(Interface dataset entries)
* * *

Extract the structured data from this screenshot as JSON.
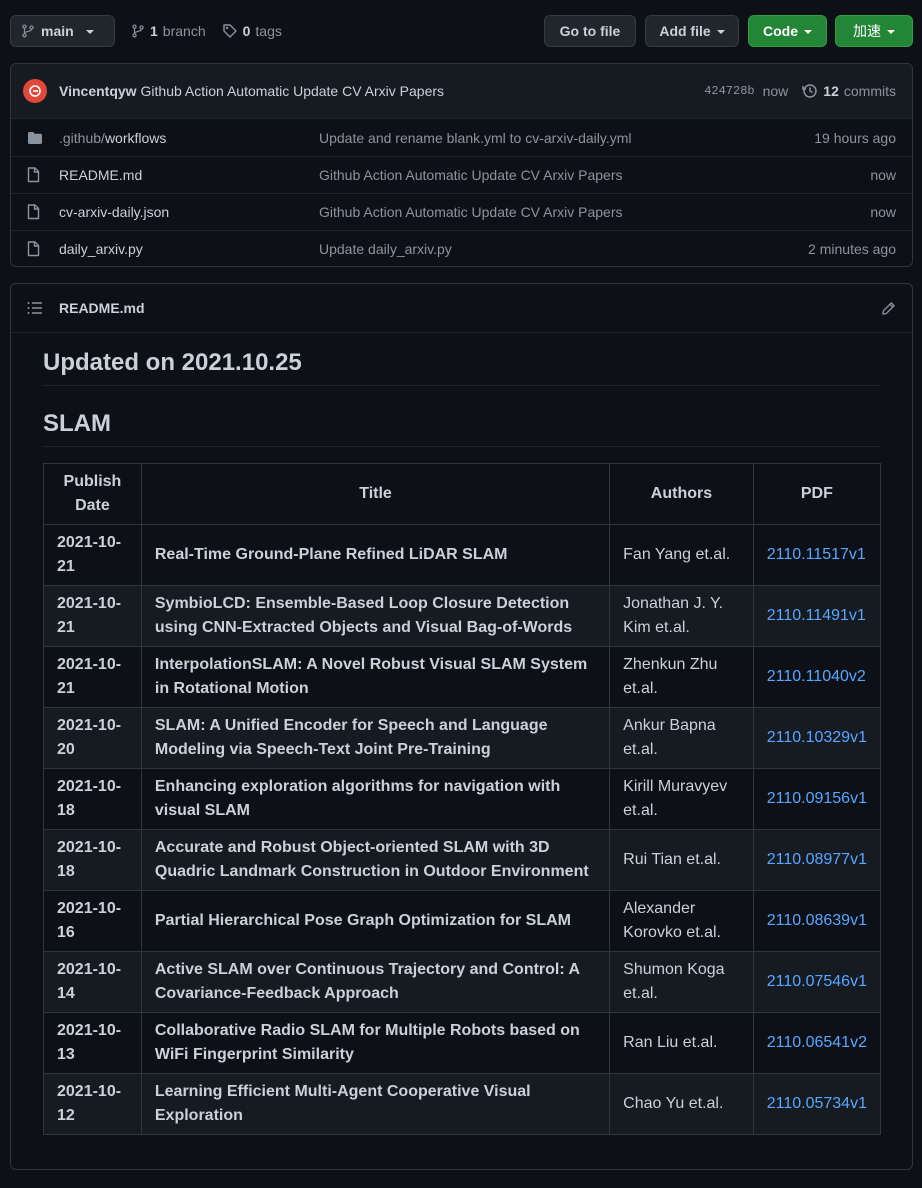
{
  "topbar": {
    "branch_label": "main",
    "branches_count": "1",
    "branches_label": "branch",
    "tags_count": "0",
    "tags_label": "tags",
    "go_to_file": "Go to file",
    "add_file": "Add file",
    "code": "Code",
    "accelerate": "加速"
  },
  "commit": {
    "author": "Vincentqyw",
    "message": "Github Action Automatic Update CV Arxiv Papers",
    "hash": "424728b",
    "time": "now",
    "count": "12",
    "count_label": "commits"
  },
  "files": [
    {
      "name_prefix": ".github/",
      "name": "workflows",
      "type": "folder",
      "message": "Update and rename blank.yml to cv-arxiv-daily.yml",
      "age": "19 hours ago"
    },
    {
      "name_prefix": "",
      "name": "README.md",
      "type": "file",
      "message": "Github Action Automatic Update CV Arxiv Papers",
      "age": "now"
    },
    {
      "name_prefix": "",
      "name": "cv-arxiv-daily.json",
      "type": "file",
      "message": "Github Action Automatic Update CV Arxiv Papers",
      "age": "now"
    },
    {
      "name_prefix": "",
      "name": "daily_arxiv.py",
      "type": "file",
      "message": "Update daily_arxiv.py",
      "age": "2 minutes ago"
    }
  ],
  "readme": {
    "filename": "README.md",
    "updated": "Updated on 2021.10.25",
    "section": "SLAM",
    "columns": [
      "Publish Date",
      "Title",
      "Authors",
      "PDF"
    ],
    "rows": [
      {
        "date": "2021-10-21",
        "title": "Real-Time Ground-Plane Refined LiDAR SLAM",
        "authors": "Fan Yang et.al.",
        "pdf": "2110.11517v1"
      },
      {
        "date": "2021-10-21",
        "title": "SymbioLCD: Ensemble-Based Loop Closure Detection using CNN-Extracted Objects and Visual Bag-of-Words",
        "authors": "Jonathan J. Y. Kim et.al.",
        "pdf": "2110.11491v1"
      },
      {
        "date": "2021-10-21",
        "title": "InterpolationSLAM: A Novel Robust Visual SLAM System in Rotational Motion",
        "authors": "Zhenkun Zhu et.al.",
        "pdf": "2110.11040v2"
      },
      {
        "date": "2021-10-20",
        "title": "SLAM: A Unified Encoder for Speech and Language Modeling via Speech-Text Joint Pre-Training",
        "authors": "Ankur Bapna et.al.",
        "pdf": "2110.10329v1"
      },
      {
        "date": "2021-10-18",
        "title": "Enhancing exploration algorithms for navigation with visual SLAM",
        "authors": "Kirill Muravyev et.al.",
        "pdf": "2110.09156v1"
      },
      {
        "date": "2021-10-18",
        "title": "Accurate and Robust Object-oriented SLAM with 3D Quadric Landmark Construction in Outdoor Environment",
        "authors": "Rui Tian et.al.",
        "pdf": "2110.08977v1"
      },
      {
        "date": "2021-10-16",
        "title": "Partial Hierarchical Pose Graph Optimization for SLAM",
        "authors": "Alexander Korovko et.al.",
        "pdf": "2110.08639v1"
      },
      {
        "date": "2021-10-14",
        "title": "Active SLAM over Continuous Trajectory and Control: A Covariance-Feedback Approach",
        "authors": "Shumon Koga et.al.",
        "pdf": "2110.07546v1"
      },
      {
        "date": "2021-10-13",
        "title": "Collaborative Radio SLAM for Multiple Robots based on WiFi Fingerprint Similarity",
        "authors": "Ran Liu et.al.",
        "pdf": "2110.06541v2"
      },
      {
        "date": "2021-10-12",
        "title": "Learning Efficient Multi-Agent Cooperative Visual Exploration",
        "authors": "Chao Yu et.al.",
        "pdf": "2110.05734v1"
      }
    ]
  },
  "colors": {
    "background": "#0d1117",
    "link": "#58a6ff",
    "green_button": "#238636",
    "avatar": "#e1483a"
  },
  "icons": [
    "branch-icon",
    "tag-icon",
    "history-icon",
    "folder-icon",
    "file-icon",
    "list-icon",
    "pencil-icon"
  ]
}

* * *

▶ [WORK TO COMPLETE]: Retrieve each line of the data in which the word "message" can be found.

▶ [SOLUTION TO THIS TASK]:
    "message": "Github Action Automatic Update CV Arxiv Papers",
      "message": "Update and rename blank.yml to cv-arxiv-daily.yml",
      "message": "Github Action Automatic Update CV Arxiv Papers",
      "message": "Github Action Automatic Update CV Arxiv Papers",
      "message": "Update daily_arxiv.py",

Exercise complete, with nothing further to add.